(Records drawn from a dataset)
•••••

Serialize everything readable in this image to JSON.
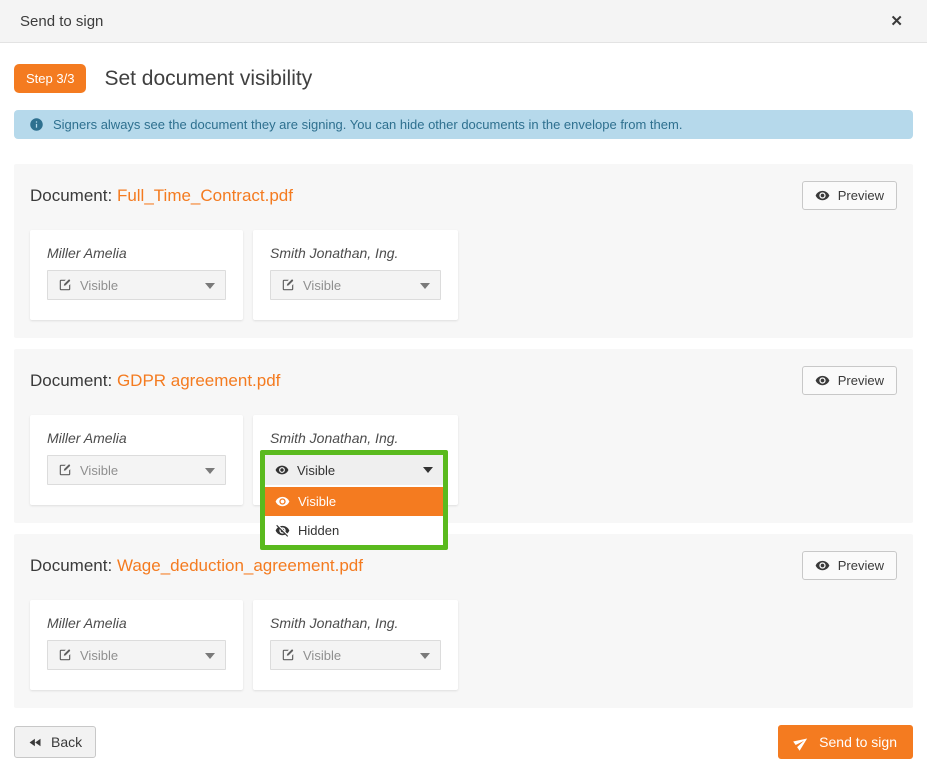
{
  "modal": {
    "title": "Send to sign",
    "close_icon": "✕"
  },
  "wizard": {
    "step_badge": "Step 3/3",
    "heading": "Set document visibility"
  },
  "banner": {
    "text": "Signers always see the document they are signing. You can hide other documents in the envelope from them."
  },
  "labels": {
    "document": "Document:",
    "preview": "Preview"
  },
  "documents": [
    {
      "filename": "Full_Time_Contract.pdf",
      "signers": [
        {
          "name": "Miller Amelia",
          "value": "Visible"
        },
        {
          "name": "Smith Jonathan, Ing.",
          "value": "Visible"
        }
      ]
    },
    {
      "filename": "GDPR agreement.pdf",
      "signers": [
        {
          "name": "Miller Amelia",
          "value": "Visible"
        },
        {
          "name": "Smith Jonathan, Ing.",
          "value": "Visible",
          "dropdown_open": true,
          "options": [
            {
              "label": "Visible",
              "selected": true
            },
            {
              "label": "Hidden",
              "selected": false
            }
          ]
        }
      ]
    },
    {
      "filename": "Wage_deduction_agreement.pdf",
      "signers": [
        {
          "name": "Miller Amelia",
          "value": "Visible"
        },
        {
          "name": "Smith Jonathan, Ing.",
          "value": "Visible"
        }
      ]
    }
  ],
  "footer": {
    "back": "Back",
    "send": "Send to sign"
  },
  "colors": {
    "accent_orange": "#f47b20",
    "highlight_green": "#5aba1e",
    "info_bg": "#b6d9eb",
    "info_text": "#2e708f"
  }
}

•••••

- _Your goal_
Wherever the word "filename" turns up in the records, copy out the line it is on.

- _Response to the task_
      "filename": "Full_Time_Contract.pdf",
      "filename": "GDPR agreement.pdf",
      "filename": "Wage_deduction_agreement.pdf",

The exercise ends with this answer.